Records drawn from a dataset:

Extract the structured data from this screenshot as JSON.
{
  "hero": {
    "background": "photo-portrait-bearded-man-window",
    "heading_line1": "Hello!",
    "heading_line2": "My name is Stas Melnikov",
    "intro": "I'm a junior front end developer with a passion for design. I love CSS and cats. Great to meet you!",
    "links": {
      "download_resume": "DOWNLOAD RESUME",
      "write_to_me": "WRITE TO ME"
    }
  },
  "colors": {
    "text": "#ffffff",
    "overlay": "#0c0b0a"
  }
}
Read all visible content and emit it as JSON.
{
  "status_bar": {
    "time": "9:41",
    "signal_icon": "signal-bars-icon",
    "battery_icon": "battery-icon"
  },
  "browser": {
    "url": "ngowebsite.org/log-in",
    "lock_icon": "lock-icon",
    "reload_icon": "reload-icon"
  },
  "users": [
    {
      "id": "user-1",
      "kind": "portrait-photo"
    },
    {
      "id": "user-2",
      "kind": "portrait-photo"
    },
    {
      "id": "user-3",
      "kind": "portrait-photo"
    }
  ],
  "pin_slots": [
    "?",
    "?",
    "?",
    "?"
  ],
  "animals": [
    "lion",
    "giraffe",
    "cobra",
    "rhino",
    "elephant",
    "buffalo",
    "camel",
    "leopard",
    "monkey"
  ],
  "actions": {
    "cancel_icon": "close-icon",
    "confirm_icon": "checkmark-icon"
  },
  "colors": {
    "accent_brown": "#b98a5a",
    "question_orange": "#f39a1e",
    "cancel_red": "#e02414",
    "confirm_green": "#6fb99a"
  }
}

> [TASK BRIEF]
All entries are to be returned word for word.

> [FINISHED EXERCISE]
Extract the structured data from this screenshot as JSON.
{
  "hero": {
    "background": "photo-portrait-bearded-man-window",
    "heading_line1": "Hello!",
    "heading_line2": "My name is Stas Melnikov",
    "intro": "I'm a junior front end developer with a passion for design. I love CSS and cats. Great to meet you!",
    "links": {
      "download_resume": "DOWNLOAD RESUME",
      "write_to_me": "WRITE TO ME"
    }
  },
  "colors": {
    "text": "#ffffff",
    "overlay": "#0c0b0a"
  }
}
Read all visible content and emit it as JSON.
{
  "status_bar": {
    "time": "9:41",
    "signal_icon": "signal-bars-icon",
    "battery_icon": "battery-icon"
  },
  "browser": {
    "url": "ngowebsite.org/log-in",
    "lock_icon": "lock-icon",
    "reload_icon": "reload-icon"
  },
  "users": [
    {
      "id": "user-1",
      "kind": "portrait-photo"
    },
    {
      "id": "user-2",
      "kind": "portrait-photo"
    },
    {
      "id": "user-3",
      "kind": "portrait-photo"
    }
  ],
  "pin_slots": [
    "?",
    "?",
    "?",
    "?"
  ],
  "animals": [
    "lion",
    "giraffe",
    "cobra",
    "rhino",
    "elephant",
    "buffalo",
    "camel",
    "leopard",
    "monkey"
  ],
  "actions": {
    "cancel_icon": "close-icon",
    "confirm_icon": "checkmark-icon"
  },
  "colors": {
    "accent_brown": "#b98a5a",
    "question_orange": "#f39a1e",
    "cancel_red": "#e02414",
    "confirm_green": "#6fb99a"
  }
}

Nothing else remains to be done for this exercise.